BOSTON — Smart. Resourceful. Determined. Those three words were just a few of many used by a Campbell Soup Co. executive to describe millennial moms as part of a panel discussion at the Goldman Sachs Global Retailing Conference held Sept. 9 in Boston.
Charles Vila, head of consumer insights at Campbell, said the Camden, N.J.-based company’s products are in 98% of millennial mom households. To achieve that sort of lofty penetration, Mr. Vila said Campbell has focused on values, taste and transparency.
He said millennial moms tend to gravitate to brands they feel have shared values, but also expect companies to be transparent about whatever goods they are offering.
|Charles Vila, head of consumer insights at Campbell.|
“When it comes to food, they want to know where their food comes from, what’s in it or not in it,” Mr. Vila said. “How is it made. And what does it do for their bodies or their children’s bodies at this time.”
Campbell Soup has taken steps to meet this consumer demand by creating a web site, www.whatsinmyfood.com. The web site educates consumers about food choices.
He said millennial moms also appear to be open to different types of eating experiences.
“Remember, their kids, these are millennials themselves, they grew up on sushi and Mexican, right,” he explained. “I grew up on pizza. It’s sushi and Mexican. And so their kids have an equally expansive palate or at least they have the desire for their kids to have that. And so there is a lot more openness, generally, to millennial moms, to millennials generally, but also specifically as it relates to food with millennial moms. So they’re looking for authentic experiences. Something — maybe traditional favorites with a twist, but something different.”
To meet this need, Mr. Vila said Campbell Soup continues to try and offer not only different types of foods across its brands, but also enhance the quality of the food that it is providing to give consumers the types of experiences they want.
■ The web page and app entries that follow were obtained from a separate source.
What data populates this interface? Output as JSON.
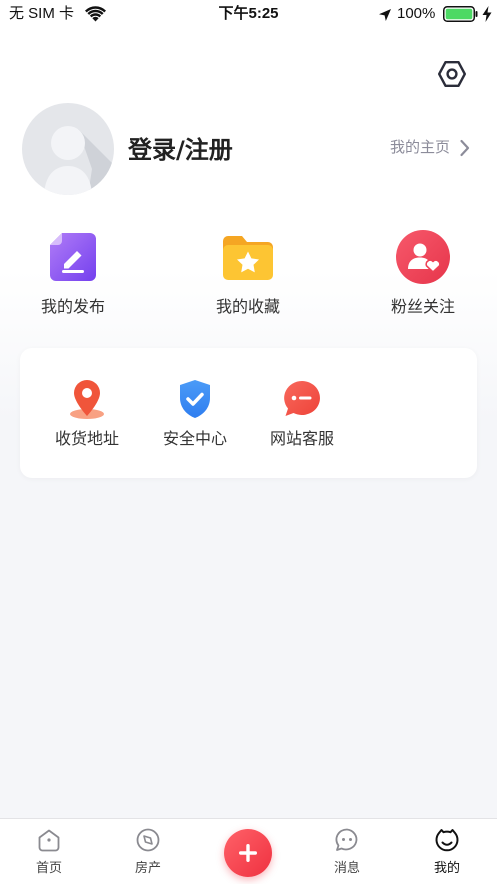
{
  "status_bar": {
    "carrier": "无 SIM 卡",
    "time": "下午5:25",
    "battery": "100%",
    "icons": [
      "wifi-icon",
      "location-arrow-icon",
      "battery-icon",
      "charging-bolt-icon"
    ]
  },
  "header": {
    "settings_icon": "settings-hexagon-icon"
  },
  "profile": {
    "avatar_icon": "default-avatar-icon",
    "login_label": "登录/注册",
    "homepage_link": "我的主页",
    "homepage_icon": "chevron-right-icon"
  },
  "quick_actions": [
    {
      "label": "我的发布",
      "icon": "edit-document-icon"
    },
    {
      "label": "我的收藏",
      "icon": "star-folder-icon"
    },
    {
      "label": "粉丝关注",
      "icon": "fans-heart-icon"
    }
  ],
  "services": [
    {
      "label": "收货地址",
      "icon": "location-pin-icon"
    },
    {
      "label": "安全中心",
      "icon": "shield-check-icon"
    },
    {
      "label": "网站客服",
      "icon": "chat-bubble-icon"
    }
  ],
  "tabbar": {
    "items": [
      {
        "label": "首页",
        "icon": "home-icon"
      },
      {
        "label": "房产",
        "icon": "compass-icon"
      },
      {
        "label": "消息",
        "icon": "message-icon"
      },
      {
        "label": "我的",
        "icon": "profile-face-icon"
      }
    ],
    "active": "我的",
    "center_button_icon": "plus-icon"
  },
  "colors": {
    "publish_purple": "#8a52f3",
    "favorite_yellow": "#fdc533",
    "fans_red": "#f0475a",
    "address_orange": "#f0553a",
    "security_blue": "#3d8ef5",
    "service_red": "#f2554a",
    "plus_red": "#ef3140",
    "battery_green": "#4cd964",
    "page_background": "#f5f6f9"
  }
}
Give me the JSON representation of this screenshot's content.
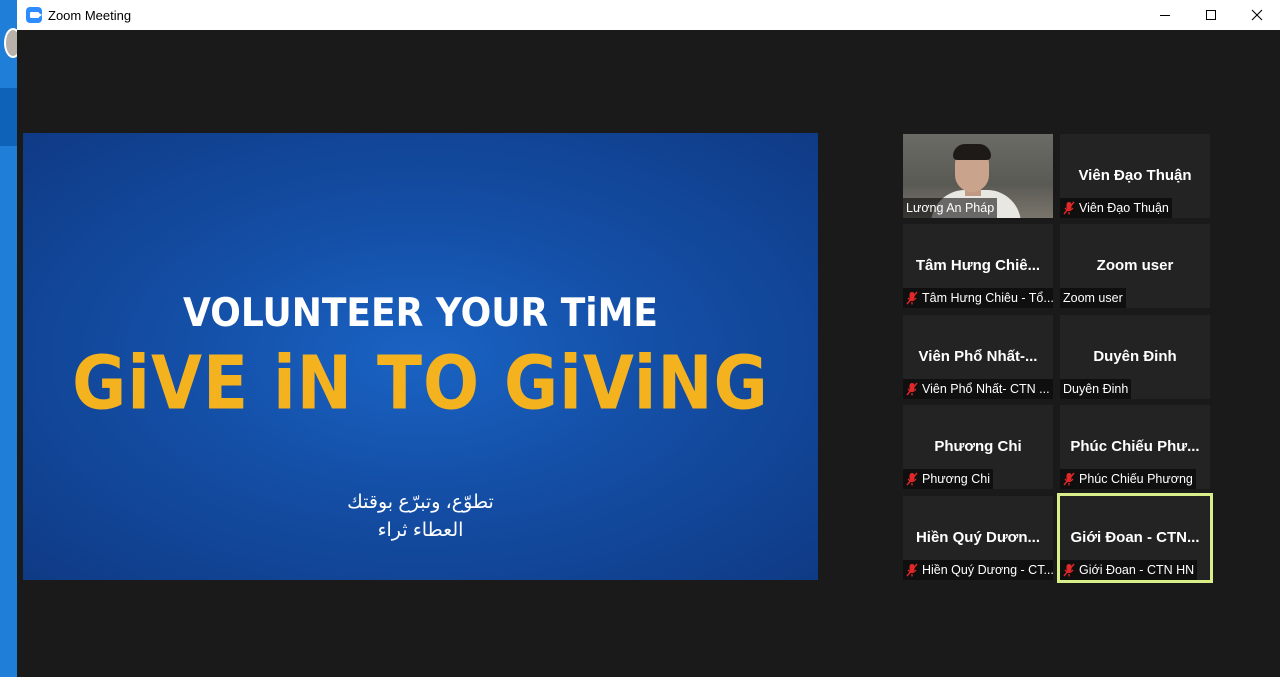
{
  "window": {
    "title": "Zoom Meeting",
    "controls": [
      "minimize",
      "maximize",
      "close"
    ]
  },
  "share_screen": {
    "line1": "VOLUNTEER YOUR TiME",
    "line2": "GiVE iN TO GiViNG",
    "arabic_line1": "تطوّع، وتبرّع بوقتك",
    "arabic_line2": "العطاء ثراء",
    "colors": {
      "background": "#1450a8",
      "accent": "#f5b21f"
    }
  },
  "participants": [
    {
      "display_name": "",
      "label": "Lương An Pháp",
      "muted": false,
      "video": true
    },
    {
      "display_name": "Viên Đạo Thuận",
      "label": "Viên Đạo Thuận",
      "muted": true
    },
    {
      "display_name": "Tâm Hưng Chiê...",
      "label": "Tâm Hưng Chiêu - Tổ...",
      "muted": true
    },
    {
      "display_name": "Zoom user",
      "label": "Zoom user",
      "muted": false
    },
    {
      "display_name": "Viên Phổ Nhất-...",
      "label": "Viên Phổ Nhất- CTN ...",
      "muted": true
    },
    {
      "display_name": "Duyên Đinh",
      "label": "Duyên Đinh",
      "muted": false
    },
    {
      "display_name": "Phương Chi",
      "label": "Phương Chi",
      "muted": true
    },
    {
      "display_name": "Phúc Chiếu Phư...",
      "label": "Phúc Chiếu Phương",
      "muted": true
    },
    {
      "display_name": "Hiền Quý Dươn...",
      "label": "Hiền Quý Dương - CT...",
      "muted": true
    },
    {
      "display_name": "Giới Đoan - CTN...",
      "label": "Giới Đoan - CTN HN",
      "muted": true,
      "active_speaker": true
    }
  ],
  "colors": {
    "active_speaker_border": "#d8ef8a",
    "muted_icon": "#e02828",
    "zoom_blue": "#2d8cff"
  }
}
“When it comes to food and nutrition, millennial moms will not sacrifice on food and nutrition for their kids and for themselves,” he said.In addition to Mr. Vila, the millennial moms panel featured John Frascotti, president of Hasbro, Inc., a toy and entertainment company, and Brian Lynch, president of Carter’s, a provider of children’s apparel.